I learned while working in a small zoo at Opryland USA as a teenager that there’s a large number of people who disregard signs posted (which are posted for their own safety) and who disrespect the animals. I once leaped a fence when I witnessed a tourist trying to physically and forcibly break off a deer’s antlers. It was during the summer when the antlers are soft and velvety and are in the pre-calcified state. The tourist stopped as he saw me coming at him yelling, “STOP THAT, STOP THAT!” He told me he had only wanted to take the antlers home as a souvenir! Sometimes people honestly used to leave me shaking my head! I kid you not, I once had a tourist ask me if it would be alright if he climbed on top of the Grand Ole Opry House roof to get a roof shingle to take home as a souvenir! We had a fence up at the monkey exhibit as well as signs up not to throw food to them, but always, always, I would catch people who had climbed over the fence, or who had thrown food or other objects into the exhibit. You name it, they threw it. More than once tourists threw their car keys into the monkey cage and then became angry at us for not being able to quickly retrieve their keys. Often people found it amusing to throw things like burning cigarettes into the exhibit where the curious monkeys would pick them up and receive burns to their hands.
And then there’s this guy who was caught on tape at the L.A. zoo this week climbing into a hippo enclosure (!) and slapping a hippo on the bottom. I have no words.

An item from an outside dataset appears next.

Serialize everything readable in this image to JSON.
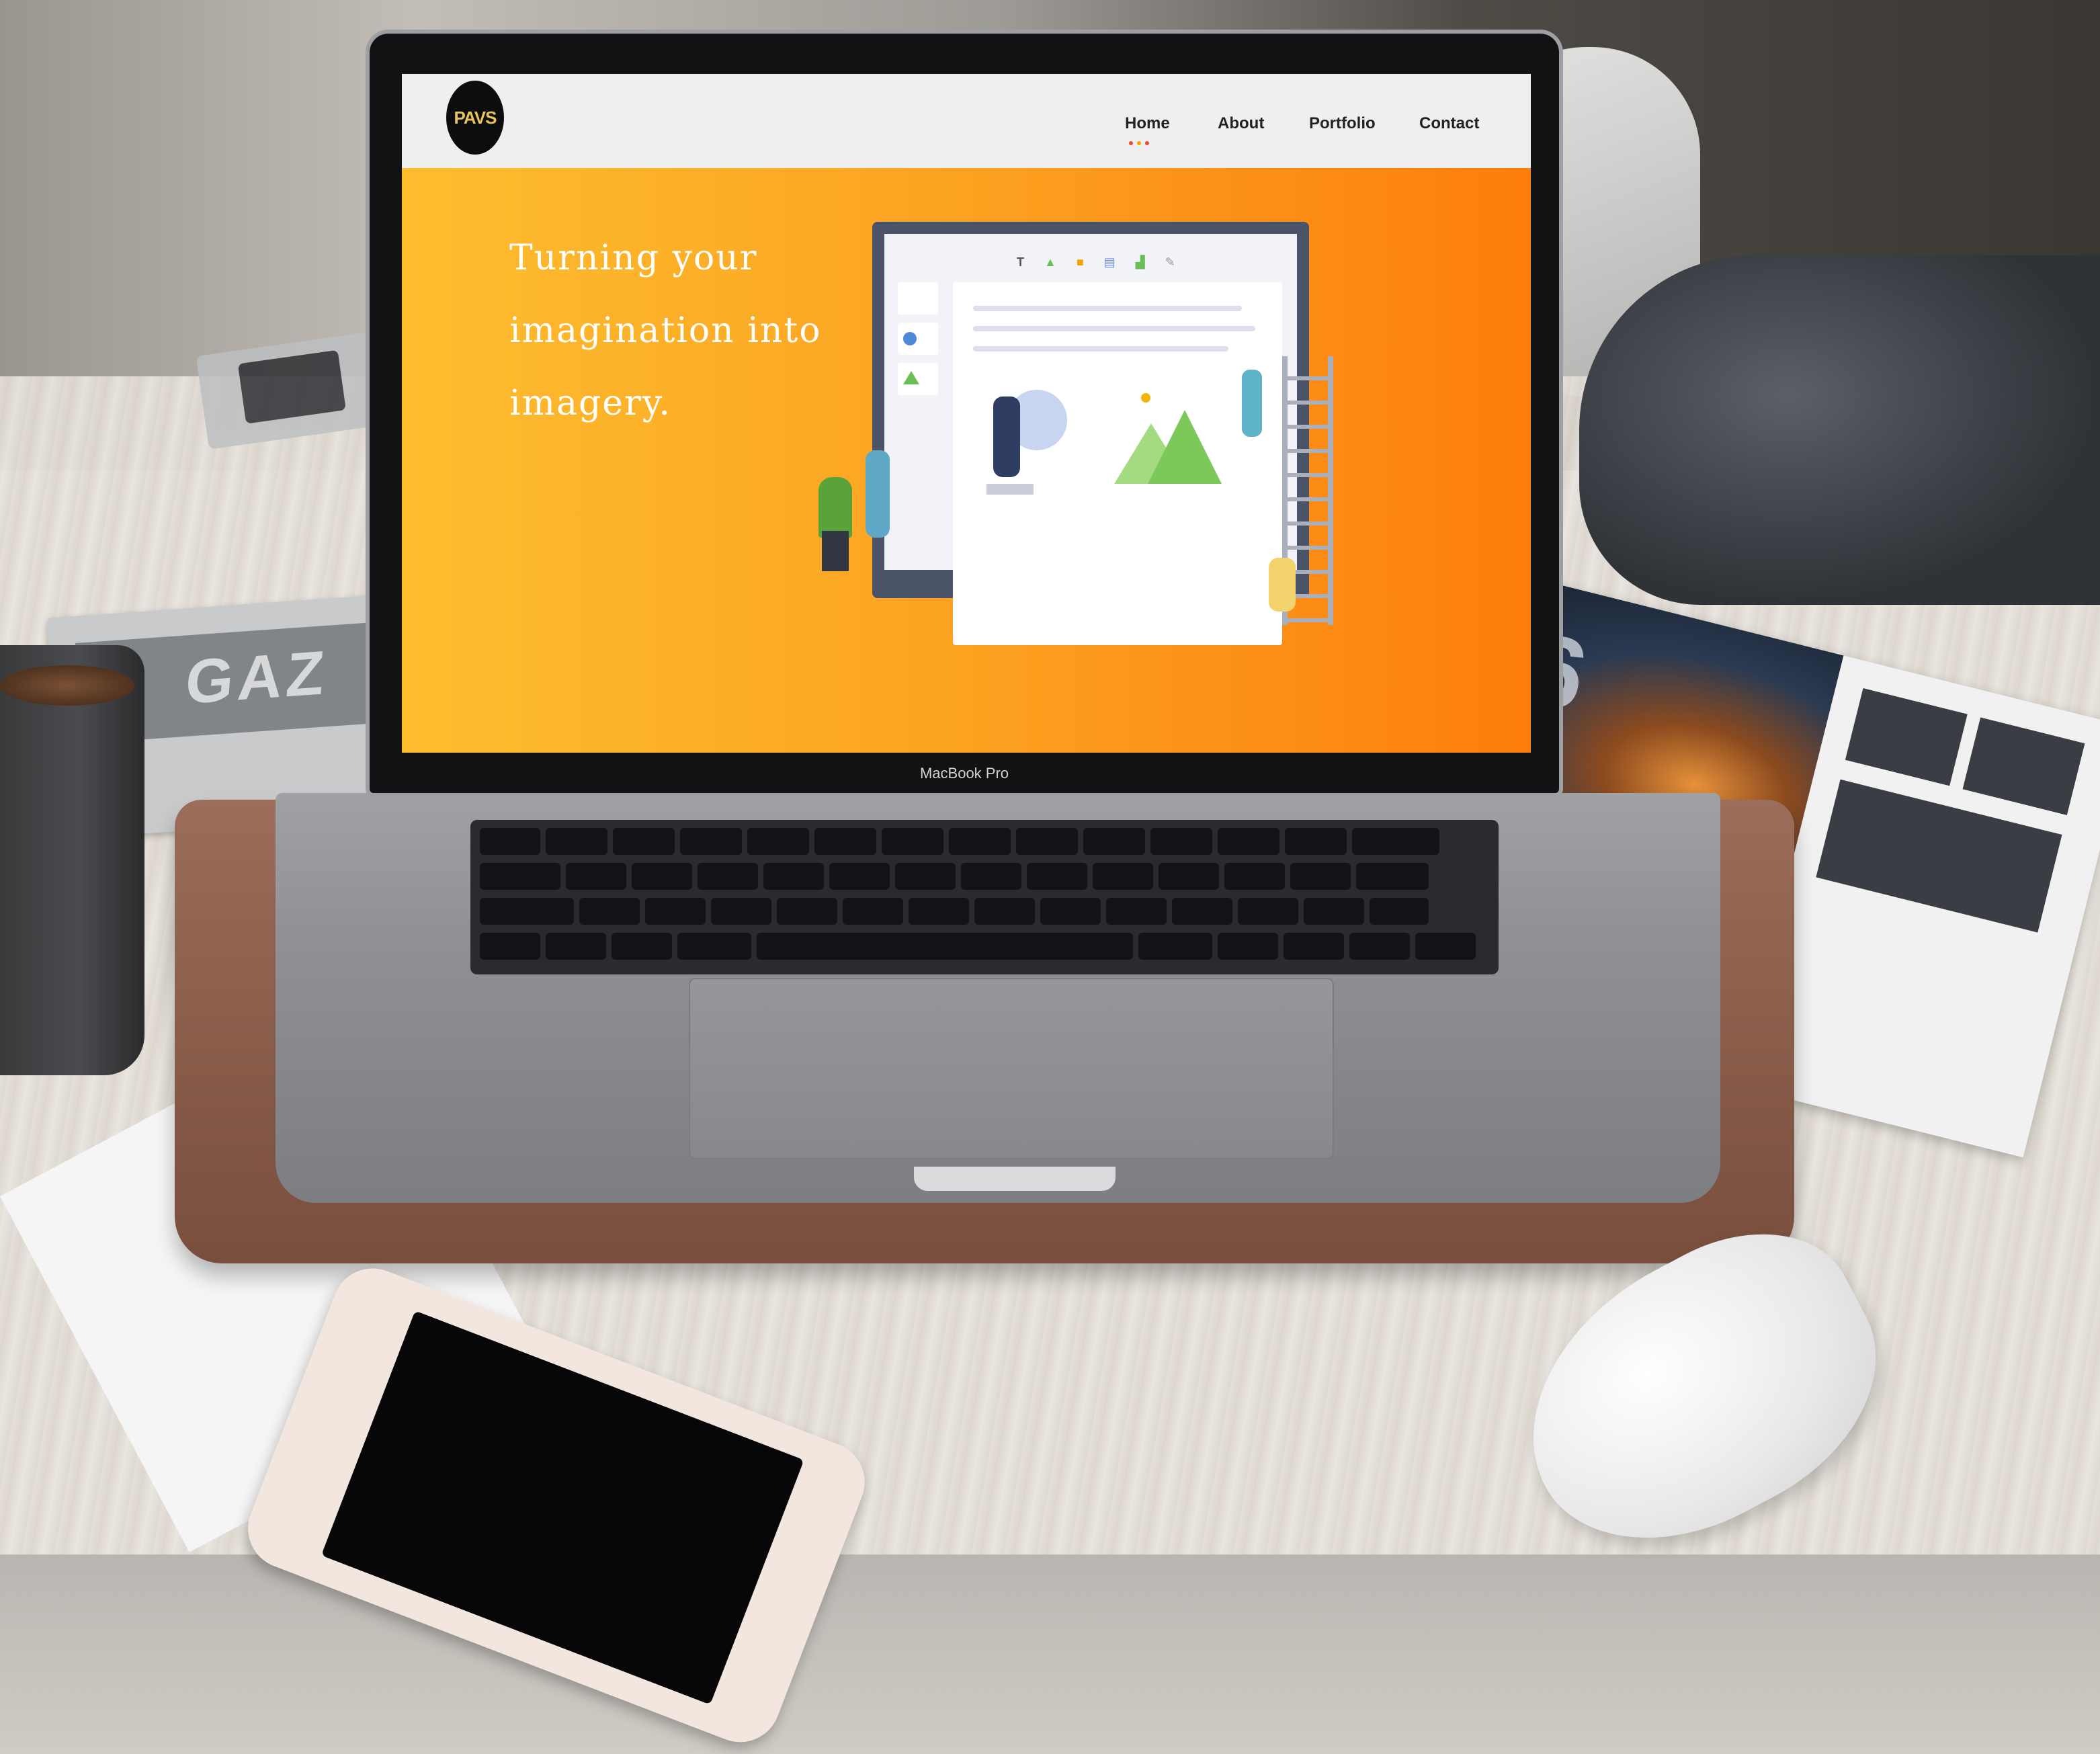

Why do people act so foolishly? I think some do it unintentionally (out of ignorance or lack of education) and some do it intentionally to show off (like the hippo guy). And then I think there’s some people who simply feel entitled and feel it’s their right to disregard/disobey the rules. I’ve watched videos of tourists in Yellowstone who will do anything just to get that perfect picture and in the process get gored by bison or thrown into the air and injured. People act as if they are in a giant petting zoo with tamed animals. They just don’t understand the danger they are creating for both themselves and the animals. I can’t help but think the danger is even greater now, in the cell phone era we live in, where people now turn their backs on these wild animals to pose for that perfect selfie to post on social media.
Behavior like this just makes me shudder.
Have you ever witnessed foolish behavior or people blatantly disregarding posted signs and rules at a National Park?